I have just entered my e-mail address here, so I'm all set to receive their updates as they travel around the country. This will be a lot of fun, and I hope you'll take part. For starters, toss your e-mail address onto their list so you can receive the travel updates too. Then, return here to post your own individual research questions ... which Tim and the guys will review before they leave and select some of our questions to guide their collective inquiries. I think this is exciting ... it's like having our own research team to send out and find answers to our questions from halfway around the world.
Now that you see the opportunity we have here, let me get the ball rolling by posting my own research questions. Please carry on my momentum and post questions of your own. If you have capital allocated globally in any serious way, chances are there is something you are interested in knowing about the Indian economy or investment opportunities there.
TMFSinchiruna's research questions:
1. Public attitides toward gold: We all know India has led the world in retail demand for gold jewellery for eons, but how are those attitudes being shaped by the abrupt rise in gold prices, and where does that trend intersect with the cultural significance of gold adornment both as stores of family wealth and as icons of status. To the extend that the rural poor may be priced out of an ability to procure gold, are there other metals that may fill the void? In China, I know that silver will gain prominance as a replacement for gold once gold is priced beyond the means of the masses, but what traditional role does silver have both within the Indian investment world and within the broader cultural complex.

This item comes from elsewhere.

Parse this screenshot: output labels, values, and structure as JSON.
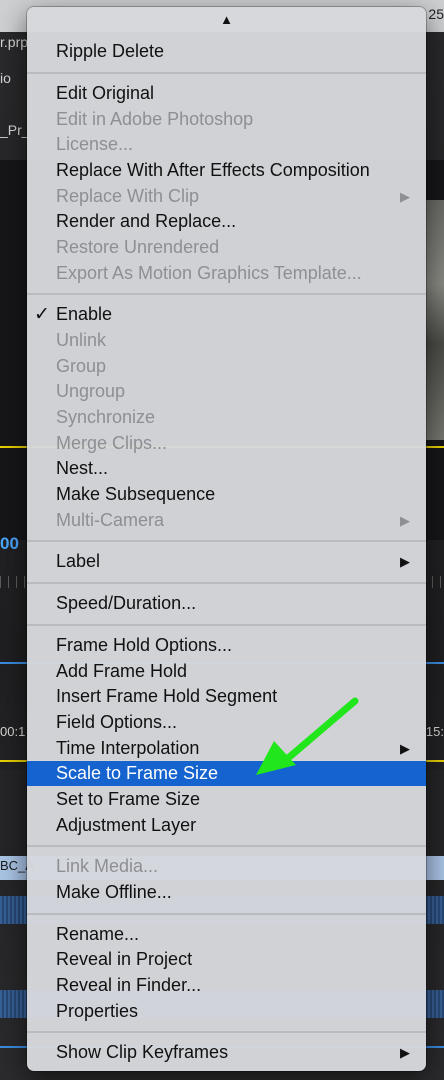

2. The industrial scene: I can tell more about a country's growth prospects from a snapshot of industrial activity than I can from 1,000 pages of data-crunching economic analysis. What is the pulse of industrial activity? Are the steel mills hiring? Are manufacturers of products intended for sale to domestic markets expanding, stagnant, or contracting?
3. India's thermal coal imports are expected to triple over the coming years to more than 100 million tons. The significance of this forecast upon the outlook for global coal producers is great enough that any confirmation or update on the state of that coal demand would be greatly appreciated by this and many other long-term coal investors.
4. Mumbai experienced such a massive growth spurt prior to the crisis, I wonder whether the city finds many newer developments are empty or whether the city's economy has kept apace. Everywhere I look here in the U.S., I find housing developments or condominium complexes built in the latter stages of the boom stand as ghostly reminders of the excess that prevailed. Does Mumbai exhibit any such ghost town equivalents?
5. The Service Economy: Given the enormous rise of customer-service related outsourcing from companies in the U.S. and elsewhere over recent decades, has that sector felt a major impact from the global downturn as yet, and could you characterize the nation's degree of reliance upon that segment of the economy?
To the Global Gains team, thank you very much in advance for considering my questions and those of my fellow Fools posting their own questions below. I look forward to receiving your e-mail updates during your trip, and to perusing your full research reports in the Global Gains newsletter.
For Fools without a Global Gains subscription, may I gently suggest that this could be a fruitful time to consider a 30-day trial? At the very least, though, get involved with their trip by signing up to receive their e-mails, and decide for yourself whether you value the research they provide. I, for one, am thankful for it!
Okay, Fools, don't be shy ... let's see your questions about India in the comments below!